Schools have reopened for younger students, the Auckland boundary is set to reopen mid-December for a month, and a Covid-19 vaccine pass has come into play.
Here's a wrap of today's events.
The whole country will move to the traffic light system soon after 29 November, with Auckland and regions with lower vaccination rates going into the highest setting - 'red'. Everywhere else will move to 'orange' at the same time.
Auckland's border will reopen on 15 December for fully-vaccinated travellers or those who test negative for Covid-19 within 72 hours of departure.
The new rules will apply until 17 January.
Police will be making spot-checks and fining rule-breakers $1000.
Proof of vaccination or testing will also be required on Interislander ferries and on flights.

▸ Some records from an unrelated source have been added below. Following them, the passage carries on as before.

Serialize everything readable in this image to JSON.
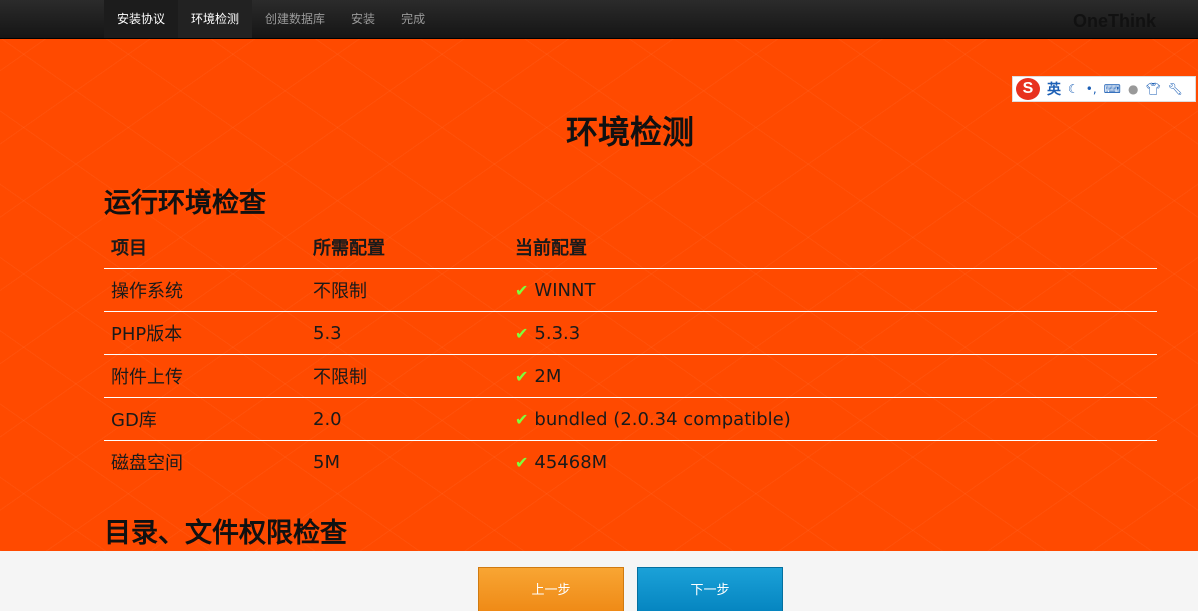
{
  "nav": {
    "items": [
      {
        "label": "安装协议",
        "state": "done"
      },
      {
        "label": "环境检测",
        "state": "active"
      },
      {
        "label": "创建数据库",
        "state": "pending"
      },
      {
        "label": "安装",
        "state": "pending"
      },
      {
        "label": "完成",
        "state": "pending"
      }
    ],
    "brand": "OneThink"
  },
  "ime": {
    "logo": "S",
    "lang": "英",
    "icons": [
      "moon-icon",
      "comma-icon",
      "keyboard-icon",
      "user-icon",
      "shirt-icon",
      "wrench-icon"
    ]
  },
  "page": {
    "title": "环境检测"
  },
  "env_check": {
    "title": "运行环境检查",
    "headers": [
      "项目",
      "所需配置",
      "当前配置"
    ],
    "rows": [
      {
        "item": "操作系统",
        "required": "不限制",
        "current": "WINNT"
      },
      {
        "item": "PHP版本",
        "required": "5.3",
        "current": "5.3.3"
      },
      {
        "item": "附件上传",
        "required": "不限制",
        "current": "2M"
      },
      {
        "item": "GD库",
        "required": "2.0",
        "current": "bundled (2.0.34 compatible)"
      },
      {
        "item": "磁盘空间",
        "required": "5M",
        "current": "45468M"
      }
    ]
  },
  "dir_check": {
    "title": "目录、文件权限检查"
  },
  "footer": {
    "prev_label": "上一步",
    "next_label": "下一步"
  },
  "colors": {
    "background": "#ff4a00",
    "check": "#7dff3c",
    "prev_button": "#ef8a16",
    "next_button": "#0585c0"
  }
}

But experts say it is "inevitable" Covid-19 cases will crop up around the country once Auckland's border opens, and the greatest impact will be on communities with the least resources.
My Vaccine Pass
From today, anyone who is fully vaccinated against Covid-19 will be able to request a vaccination pass, dubbed My Vaccine Pass.
Once New Zealand enters the new traffic light system, the pass will be required to enter hospitality venues, and access community, sport and faith-based gatherings.
Dr Andrew Chen, a Research Fellow with Koi Tu: The Centre for Informed Futures at the University of Auckland explained to Nine to Noon the Ministry of Health decided that a vaccine pass would suffice for domestic use, and the vaccine certificate could be used overseas. Both can be obtained from the ministry.
He said the pass would expire every six months.
Thousands of young children in Auckland returned to school today, for the first time in three months.
Pupils in Years 1 to 10 have been welcomed back.
Schools opening in alert level 3 must keep children in separate, stable groups that do not mingle and use physical distancing where they can, and children in Year 4 and above must wear masks.
It is up to each school to decide - within these guidelines - the best way to keep children and staff safe.
It means many schools will have to roster students home on some days or split them into morning and afternoon groups.
School breakfast and lunch programmes have also resumed, which is a welcome relief for parents who have stretched their budgets to put food on the table over lockdown.
Meanwhile, the Early Childhood Council is still waiting to gauge the impact of the vaccine mandate on members as children head back to centres this week.
In a survey carried out on Monday, 31 percent of members who responded expected to lose one or two teachers and another 10 percent said they would lose between three and five.
Māori Party opposes vaccine mandates
The Māori Party is calling to resource Māori to lead their own Covid-19 response, establish an independent statutory Māori Pandemic Response Group and abolish government mandates.
Today Te Pāti Māori co-leaders Rawiri Waititi and Debbie Ngarewa-Packer launched their Covid-19 Pandemic Response Policy.
Waititi said the party was fundamentally opposed to mandates because they were a direct attack on constitutional rights under Te Tiriti o Waitangi.
Ngarewa-Packer said the government failed to provide equity for Māori in accessing information, resources and vaccinations. She said it had actively blocked efforts to protect our communities.
There are 194 new community cases of Covid-19 today: 180 in Auckland, five in Waikato, three in Northland, six in Taupō and one in Tūrangi.
One of the Taupō cases will be included in tomorrow's case numbers.
There has also been a case detected in Christchurch, which will be added to tomorrow's numbers.
Further tests on wastewater samples collected in Tauranga and Mount Maunganui on 15 November have detected more traces of the coronavirus, after positive detections from samples collected on 10 and 11 November.
There are 88 people in hospital, including seven in ICU - 47 of those are either unvaccinated or not eligible.
A man in his 60s has become the third person in a week to die in hospital with Covid-19, while four other deaths in isolation over the past fortnight are still being investigated.
The Health Ministry said the man tested positive after being admitted to North Shore Hospital with Covid-19 symptoms two weeks ago. He died yesterday.
This follows another death of a person in their late 70s at Auckland City Hospital reported yesterday, and that of a woman in her 90s on Saturday in North Shore Hospital.
Three other men with Covid-19 aged between 60 and 70 have died in the last two weeks, one in a managed isolation facility and three isolating at home in Auckland.